Please report citation or reference errors to , or , if you are the registered author of the cited work, log in to your RePEc Author Service profile, click on "citations" and make appropriate adjustments.:
as in new window
  1. Farhad Noorbakhsh, . "Human Development and Regional Disparities in Iran:A Policy Model," Working Papers 2001_1, Business School - Economics, University of Glasgow.
  2. Farhad Noorbakhsh, . "Human Development and Regional Disparities in India," Working Papers 2003_12, Business School - Economics, University of Glasgow.
  3. Neumayer, Eric, 2001. "The human development index and sustainability -- a constructive proposal," Ecological Economics, Elsevier, vol. 39(1), pages 101-114, October.
  4. Hendrik Wolff & Howard Chong & Maximilian Auffhammer, 2011. "Classification, Detection and Consequences of Data Error: Evidence from the Human Development Index," Working Papers UWEC-2008-10-P, University of Washington, Department of Economics.
  5. Farhad Noorbakhsh, 1998. "The human development index: some technical issues and alternative indices," Journal of International Development, John Wiley & Sons, Ltd., vol. 10(5), pages 589-605.
  6. Ravallion, Martin, 1997. "Good and bad growth: The human development reports," World Development, Elsevier, vol. 25(5), pages 631-638, May.
  7. Ricardo Fuentes-Nieva & Isabel Pereira, 2010. "The disconnect between indicators of sustainability and human development," Human Development Research Papers (2009 to present) HDRP-2010-34, Human Development Report Office (HDRO), United Nations Development Programme (UNDP).
  8. Mark McGillivray & Howard White, 1993. "Measuring development? The UNDP's human development index," Journal of International Development, John Wiley & Sons, Ltd., vol. 5(2), pages 183-192, 03.
  9. Farhad Noorbakhsh, 2005. "Spatial Inequality, Polarization and its Dimensions in Iran: New Empirical Evidence," Oxford Development Studies, Taylor & Francis Journals, vol. 33(3-4), pages 473-491.
  10. Sagar, Ambuj D. & Najam, Adil, 1998. "The human development index: a critical review," Ecological Economics, Elsevier, vol. 25(3), pages 249-264, June.
  11. Carmen Herrero & Ricardo Martínez & Antonio Villar, 2010. "Improving the Measurement of Human Development," Human Development Research Papers (2009 to present) HDRP-2010-12, Human Development Report Office (HDRO), United Nations Development Programme (UNDP).
Full references (including those not matched with items on IDEAS)

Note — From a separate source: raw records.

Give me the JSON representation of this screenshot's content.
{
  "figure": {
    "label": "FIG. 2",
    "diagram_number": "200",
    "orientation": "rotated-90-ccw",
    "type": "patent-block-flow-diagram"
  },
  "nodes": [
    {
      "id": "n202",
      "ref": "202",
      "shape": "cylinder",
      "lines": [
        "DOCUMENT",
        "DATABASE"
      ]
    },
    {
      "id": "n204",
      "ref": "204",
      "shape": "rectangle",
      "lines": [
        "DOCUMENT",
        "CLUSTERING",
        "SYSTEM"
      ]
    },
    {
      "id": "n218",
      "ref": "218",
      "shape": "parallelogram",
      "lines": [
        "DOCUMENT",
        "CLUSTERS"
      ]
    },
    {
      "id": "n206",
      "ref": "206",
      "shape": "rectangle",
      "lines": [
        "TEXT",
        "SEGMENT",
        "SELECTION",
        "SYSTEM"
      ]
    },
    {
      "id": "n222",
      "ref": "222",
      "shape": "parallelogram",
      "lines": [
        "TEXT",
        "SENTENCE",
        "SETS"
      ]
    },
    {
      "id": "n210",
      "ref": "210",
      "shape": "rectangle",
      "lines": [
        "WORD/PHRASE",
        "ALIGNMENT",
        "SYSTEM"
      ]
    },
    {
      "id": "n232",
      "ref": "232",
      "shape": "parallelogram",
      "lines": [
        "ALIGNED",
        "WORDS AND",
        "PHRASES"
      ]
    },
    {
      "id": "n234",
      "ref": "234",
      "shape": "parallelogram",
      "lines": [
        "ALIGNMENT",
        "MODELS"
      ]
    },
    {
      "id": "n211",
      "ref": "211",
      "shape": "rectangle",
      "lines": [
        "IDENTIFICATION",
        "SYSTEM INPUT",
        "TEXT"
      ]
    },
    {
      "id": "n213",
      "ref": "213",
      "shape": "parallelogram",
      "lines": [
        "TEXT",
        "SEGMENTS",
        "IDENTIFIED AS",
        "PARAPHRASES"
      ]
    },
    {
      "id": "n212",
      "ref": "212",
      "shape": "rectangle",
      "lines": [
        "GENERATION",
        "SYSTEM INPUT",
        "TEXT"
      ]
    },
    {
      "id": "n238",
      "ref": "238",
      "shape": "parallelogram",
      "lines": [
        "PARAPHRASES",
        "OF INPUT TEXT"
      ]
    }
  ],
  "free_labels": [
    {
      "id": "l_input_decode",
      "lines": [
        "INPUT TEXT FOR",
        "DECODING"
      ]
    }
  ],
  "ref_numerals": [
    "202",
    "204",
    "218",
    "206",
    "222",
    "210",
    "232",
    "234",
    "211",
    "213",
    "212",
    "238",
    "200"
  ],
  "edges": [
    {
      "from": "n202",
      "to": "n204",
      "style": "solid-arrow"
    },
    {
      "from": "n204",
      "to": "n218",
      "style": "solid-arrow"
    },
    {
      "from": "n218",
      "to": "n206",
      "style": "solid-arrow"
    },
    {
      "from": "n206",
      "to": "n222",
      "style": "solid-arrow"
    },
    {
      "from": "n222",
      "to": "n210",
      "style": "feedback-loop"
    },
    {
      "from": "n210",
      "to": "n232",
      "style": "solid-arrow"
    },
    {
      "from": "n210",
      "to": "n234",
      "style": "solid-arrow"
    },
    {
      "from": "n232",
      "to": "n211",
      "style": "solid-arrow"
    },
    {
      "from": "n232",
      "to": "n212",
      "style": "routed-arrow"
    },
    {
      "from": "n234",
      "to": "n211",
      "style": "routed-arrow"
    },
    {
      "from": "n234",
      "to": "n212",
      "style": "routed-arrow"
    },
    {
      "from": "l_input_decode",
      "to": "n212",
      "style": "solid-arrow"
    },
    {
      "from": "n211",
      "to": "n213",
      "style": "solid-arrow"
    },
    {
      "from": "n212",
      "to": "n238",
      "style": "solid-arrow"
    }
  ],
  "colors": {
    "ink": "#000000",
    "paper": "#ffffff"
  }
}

Citations

Lists

This item is not listed on Wikipedia, on a reading list or among the top items on IDEAS.

Statistics

Access and download statistics

Corrections

When requesting a correction, please mention this item's handle: RePEc:cfe:wpcefa:2012_09. See general information about how to correct material in RePEc.

For technical questions regarding this item, or to correct its authors, title, abstract, bibliographic or download information, contact: (Angela Pacheco).

If you have authored this item and are not yet registered with RePEc, we encourage you to do it here. This allows to link your profile to this item. It also allows you to accept potential citations to this item that we are uncertain about.

If references are entirely missing, you can add them using this form.

If the full references list an item that is present in RePEc, but the system did not link to it, you can help with this form.

If you know of missing items citing this one, you can help us creating those links by adding the relevant references in the same way as above, for each refering item. If you are a registered author of this item, you may also want to check the "citations" tab in your profile, as there may be some citations waiting for confirmation.

Please note that corrections may take a couple of weeks to filter through the various RePEc services.